**WHAT THE TASK ASKS**.
From the entries below, copy every line holding the word "diamonds".

Stored entries:
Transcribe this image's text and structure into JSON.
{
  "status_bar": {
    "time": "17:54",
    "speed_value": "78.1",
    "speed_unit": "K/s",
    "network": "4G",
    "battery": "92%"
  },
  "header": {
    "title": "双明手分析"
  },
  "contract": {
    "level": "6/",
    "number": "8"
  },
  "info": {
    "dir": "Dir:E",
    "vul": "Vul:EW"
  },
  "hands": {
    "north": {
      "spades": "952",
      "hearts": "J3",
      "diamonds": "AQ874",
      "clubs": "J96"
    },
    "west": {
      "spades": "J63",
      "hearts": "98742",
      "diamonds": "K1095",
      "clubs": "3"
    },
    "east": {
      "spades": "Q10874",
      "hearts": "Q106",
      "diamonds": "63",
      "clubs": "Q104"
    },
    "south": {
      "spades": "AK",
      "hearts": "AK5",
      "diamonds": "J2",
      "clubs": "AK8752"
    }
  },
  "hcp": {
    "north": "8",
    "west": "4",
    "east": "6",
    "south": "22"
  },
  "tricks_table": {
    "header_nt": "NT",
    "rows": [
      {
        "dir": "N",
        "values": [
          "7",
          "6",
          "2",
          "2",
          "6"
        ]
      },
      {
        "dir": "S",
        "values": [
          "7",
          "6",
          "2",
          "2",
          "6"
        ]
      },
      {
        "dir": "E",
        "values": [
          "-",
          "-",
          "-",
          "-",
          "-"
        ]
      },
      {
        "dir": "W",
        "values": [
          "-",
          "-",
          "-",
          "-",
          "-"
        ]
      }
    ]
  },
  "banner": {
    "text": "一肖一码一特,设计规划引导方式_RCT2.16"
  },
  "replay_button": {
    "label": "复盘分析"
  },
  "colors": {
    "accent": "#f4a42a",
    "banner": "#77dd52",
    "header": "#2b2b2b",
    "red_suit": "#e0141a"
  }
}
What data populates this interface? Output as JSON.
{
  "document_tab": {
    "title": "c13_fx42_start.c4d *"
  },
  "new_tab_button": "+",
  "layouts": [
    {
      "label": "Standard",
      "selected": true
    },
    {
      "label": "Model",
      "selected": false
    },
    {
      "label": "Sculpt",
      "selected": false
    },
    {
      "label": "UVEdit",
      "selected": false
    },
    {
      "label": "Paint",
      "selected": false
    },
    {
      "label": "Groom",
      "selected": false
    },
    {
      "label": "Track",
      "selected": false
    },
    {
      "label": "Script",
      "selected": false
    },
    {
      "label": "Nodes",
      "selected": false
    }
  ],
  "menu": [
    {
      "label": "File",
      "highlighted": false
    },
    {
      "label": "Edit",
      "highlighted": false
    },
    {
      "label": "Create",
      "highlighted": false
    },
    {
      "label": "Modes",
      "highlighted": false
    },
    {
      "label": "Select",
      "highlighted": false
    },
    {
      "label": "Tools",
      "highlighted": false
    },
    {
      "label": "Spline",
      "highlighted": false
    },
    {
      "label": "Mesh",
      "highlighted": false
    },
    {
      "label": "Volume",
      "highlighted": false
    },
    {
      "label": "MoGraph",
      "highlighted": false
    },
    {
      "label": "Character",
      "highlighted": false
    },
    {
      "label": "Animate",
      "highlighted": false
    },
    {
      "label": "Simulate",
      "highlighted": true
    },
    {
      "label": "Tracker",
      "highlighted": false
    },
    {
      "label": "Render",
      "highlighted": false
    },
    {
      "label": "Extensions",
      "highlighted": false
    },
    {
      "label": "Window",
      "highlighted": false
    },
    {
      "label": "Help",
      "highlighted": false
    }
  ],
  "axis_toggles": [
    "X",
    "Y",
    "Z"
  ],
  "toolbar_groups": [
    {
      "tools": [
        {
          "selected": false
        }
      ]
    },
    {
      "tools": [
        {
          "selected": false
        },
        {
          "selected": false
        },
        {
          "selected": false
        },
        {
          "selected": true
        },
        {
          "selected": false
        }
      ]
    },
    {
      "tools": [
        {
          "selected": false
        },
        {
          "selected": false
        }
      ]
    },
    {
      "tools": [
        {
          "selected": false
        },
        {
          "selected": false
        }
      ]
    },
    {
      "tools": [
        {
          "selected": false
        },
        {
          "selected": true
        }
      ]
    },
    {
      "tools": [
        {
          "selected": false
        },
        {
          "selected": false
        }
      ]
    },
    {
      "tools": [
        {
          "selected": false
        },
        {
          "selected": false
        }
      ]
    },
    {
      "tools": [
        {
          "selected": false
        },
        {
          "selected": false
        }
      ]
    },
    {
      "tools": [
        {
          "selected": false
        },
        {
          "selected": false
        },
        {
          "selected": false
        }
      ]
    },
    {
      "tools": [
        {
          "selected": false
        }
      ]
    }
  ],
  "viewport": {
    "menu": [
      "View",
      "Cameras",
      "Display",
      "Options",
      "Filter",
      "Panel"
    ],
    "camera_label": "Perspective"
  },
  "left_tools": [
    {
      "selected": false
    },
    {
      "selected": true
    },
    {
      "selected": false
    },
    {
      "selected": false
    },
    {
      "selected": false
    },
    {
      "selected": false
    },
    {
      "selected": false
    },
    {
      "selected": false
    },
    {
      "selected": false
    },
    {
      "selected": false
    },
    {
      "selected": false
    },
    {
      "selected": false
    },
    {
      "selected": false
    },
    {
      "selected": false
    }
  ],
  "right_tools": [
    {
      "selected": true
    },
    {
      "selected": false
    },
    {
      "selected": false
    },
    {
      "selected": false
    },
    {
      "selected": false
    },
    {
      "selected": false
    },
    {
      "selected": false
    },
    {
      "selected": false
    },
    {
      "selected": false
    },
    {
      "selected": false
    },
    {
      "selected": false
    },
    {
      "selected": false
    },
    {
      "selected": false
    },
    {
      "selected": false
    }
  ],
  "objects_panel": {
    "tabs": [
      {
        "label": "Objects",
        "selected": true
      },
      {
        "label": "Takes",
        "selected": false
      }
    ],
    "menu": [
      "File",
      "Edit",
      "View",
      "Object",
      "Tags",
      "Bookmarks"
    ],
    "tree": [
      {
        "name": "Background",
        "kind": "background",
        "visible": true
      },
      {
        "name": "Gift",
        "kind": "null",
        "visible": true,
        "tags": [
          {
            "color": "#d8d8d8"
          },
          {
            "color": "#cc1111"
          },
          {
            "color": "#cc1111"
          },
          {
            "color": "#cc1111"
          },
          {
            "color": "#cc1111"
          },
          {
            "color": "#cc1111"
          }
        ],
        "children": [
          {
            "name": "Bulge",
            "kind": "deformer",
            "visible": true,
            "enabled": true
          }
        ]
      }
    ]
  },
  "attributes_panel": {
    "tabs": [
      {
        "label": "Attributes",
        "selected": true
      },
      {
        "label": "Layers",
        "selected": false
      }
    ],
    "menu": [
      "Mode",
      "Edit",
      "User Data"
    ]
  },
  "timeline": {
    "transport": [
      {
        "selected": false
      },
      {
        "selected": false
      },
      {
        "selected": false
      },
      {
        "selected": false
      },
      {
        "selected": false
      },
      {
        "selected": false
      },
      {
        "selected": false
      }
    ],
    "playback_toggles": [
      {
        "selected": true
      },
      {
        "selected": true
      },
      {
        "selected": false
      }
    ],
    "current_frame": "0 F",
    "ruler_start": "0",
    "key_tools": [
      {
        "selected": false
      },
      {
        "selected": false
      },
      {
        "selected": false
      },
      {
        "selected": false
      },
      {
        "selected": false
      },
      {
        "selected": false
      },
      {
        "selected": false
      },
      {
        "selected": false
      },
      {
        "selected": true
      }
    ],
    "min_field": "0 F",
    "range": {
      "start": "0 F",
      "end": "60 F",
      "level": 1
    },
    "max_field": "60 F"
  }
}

**COMPLETED TASK**.
      "diamonds": "AQ874",
      "diamonds": "K1095",
      "diamonds": "63",
      "diamonds": "J2",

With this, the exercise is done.